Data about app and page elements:
◇ ◇ ◇ ◇ ◇

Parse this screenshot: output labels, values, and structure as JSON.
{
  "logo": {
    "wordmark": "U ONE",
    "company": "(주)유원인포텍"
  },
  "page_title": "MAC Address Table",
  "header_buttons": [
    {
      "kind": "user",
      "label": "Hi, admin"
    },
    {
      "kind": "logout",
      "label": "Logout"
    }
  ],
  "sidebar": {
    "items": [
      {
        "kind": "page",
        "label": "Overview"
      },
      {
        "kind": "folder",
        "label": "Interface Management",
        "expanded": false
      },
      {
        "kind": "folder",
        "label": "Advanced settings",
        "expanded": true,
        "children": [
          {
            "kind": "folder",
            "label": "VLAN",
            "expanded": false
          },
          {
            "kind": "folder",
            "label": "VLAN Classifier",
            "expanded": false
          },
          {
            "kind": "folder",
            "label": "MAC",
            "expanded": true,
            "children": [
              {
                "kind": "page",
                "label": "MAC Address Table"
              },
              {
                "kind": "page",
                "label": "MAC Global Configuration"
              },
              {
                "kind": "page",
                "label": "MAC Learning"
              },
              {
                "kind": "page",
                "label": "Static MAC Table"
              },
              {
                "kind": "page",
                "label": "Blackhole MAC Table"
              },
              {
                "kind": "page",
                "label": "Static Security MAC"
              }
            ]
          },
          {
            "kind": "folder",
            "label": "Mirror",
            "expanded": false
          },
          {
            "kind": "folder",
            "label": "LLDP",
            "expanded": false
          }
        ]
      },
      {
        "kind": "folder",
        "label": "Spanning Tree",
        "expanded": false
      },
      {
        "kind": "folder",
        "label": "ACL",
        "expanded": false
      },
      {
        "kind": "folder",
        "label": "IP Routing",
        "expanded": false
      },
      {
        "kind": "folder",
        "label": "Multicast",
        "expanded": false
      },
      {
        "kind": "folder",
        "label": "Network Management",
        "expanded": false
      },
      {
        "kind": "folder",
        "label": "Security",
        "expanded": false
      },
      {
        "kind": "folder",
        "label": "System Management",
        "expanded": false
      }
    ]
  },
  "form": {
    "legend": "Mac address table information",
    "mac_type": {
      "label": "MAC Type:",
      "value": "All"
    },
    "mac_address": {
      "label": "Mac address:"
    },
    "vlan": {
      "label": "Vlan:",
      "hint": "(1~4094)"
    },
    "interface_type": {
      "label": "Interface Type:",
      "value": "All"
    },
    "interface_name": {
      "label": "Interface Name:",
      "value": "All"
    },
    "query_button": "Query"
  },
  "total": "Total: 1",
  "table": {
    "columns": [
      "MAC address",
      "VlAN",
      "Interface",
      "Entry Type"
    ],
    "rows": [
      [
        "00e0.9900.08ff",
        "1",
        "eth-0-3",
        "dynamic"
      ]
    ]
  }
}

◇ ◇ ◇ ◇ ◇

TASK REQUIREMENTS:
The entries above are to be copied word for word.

RESPONSE TO THE TASK:
Parse this screenshot: output labels, values, and structure as JSON.
{
  "logo": {
    "wordmark": "U ONE",
    "company": "(주)유원인포텍"
  },
  "page_title": "MAC Address Table",
  "header_buttons": [
    {
      "kind": "user",
      "label": "Hi, admin"
    },
    {
      "kind": "logout",
      "label": "Logout"
    }
  ],
  "sidebar": {
    "items": [
      {
        "kind": "page",
        "label": "Overview"
      },
      {
        "kind": "folder",
        "label": "Interface Management",
        "expanded": false
      },
      {
        "kind": "folder",
        "label": "Advanced settings",
        "expanded": true,
        "children": [
          {
            "kind": "folder",
            "label": "VLAN",
            "expanded": false
          },
          {
            "kind": "folder",
            "label": "VLAN Classifier",
            "expanded": false
          },
          {
            "kind": "folder",
            "label": "MAC",
            "expanded": true,
            "children": [
              {
                "kind": "page",
                "label": "MAC Address Table"
              },
              {
                "kind": "page",
                "label": "MAC Global Configuration"
              },
              {
                "kind": "page",
                "label": "MAC Learning"
              },
              {
                "kind": "page",
                "label": "Static MAC Table"
              },
              {
                "kind": "page",
                "label": "Blackhole MAC Table"
              },
              {
                "kind": "page",
                "label": "Static Security MAC"
              }
            ]
          },
          {
            "kind": "folder",
            "label": "Mirror",
            "expanded": false
          },
          {
            "kind": "folder",
            "label": "LLDP",
            "expanded": false
          }
        ]
      },
      {
        "kind": "folder",
        "label": "Spanning Tree",
        "expanded": false
      },
      {
        "kind": "folder",
        "label": "ACL",
        "expanded": false
      },
      {
        "kind": "folder",
        "label": "IP Routing",
        "expanded": false
      },
      {
        "kind": "folder",
        "label": "Multicast",
        "expanded": false
      },
      {
        "kind": "folder",
        "label": "Network Management",
        "expanded": false
      },
      {
        "kind": "folder",
        "label": "Security",
        "expanded": false
      },
      {
        "kind": "folder",
        "label": "System Management",
        "expanded": false
      }
    ]
  },
  "form": {
    "legend": "Mac address table information",
    "mac_type": {
      "label": "MAC Type:",
      "value": "All"
    },
    "mac_address": {
      "label": "Mac address:"
    },
    "vlan": {
      "label": "Vlan:",
      "hint": "(1~4094)"
    },
    "interface_type": {
      "label": "Interface Type:",
      "value": "All"
    },
    "interface_name": {
      "label": "Interface Name:",
      "value": "All"
    },
    "query_button": "Query"
  },
  "total": "Total: 1",
  "table": {
    "columns": [
      "MAC address",
      "VlAN",
      "Interface",
      "Entry Type"
    ],
    "rows": [
      [
        "00e0.9900.08ff",
        "1",
        "eth-0-3",
        "dynamic"
      ]
    ]
  }
}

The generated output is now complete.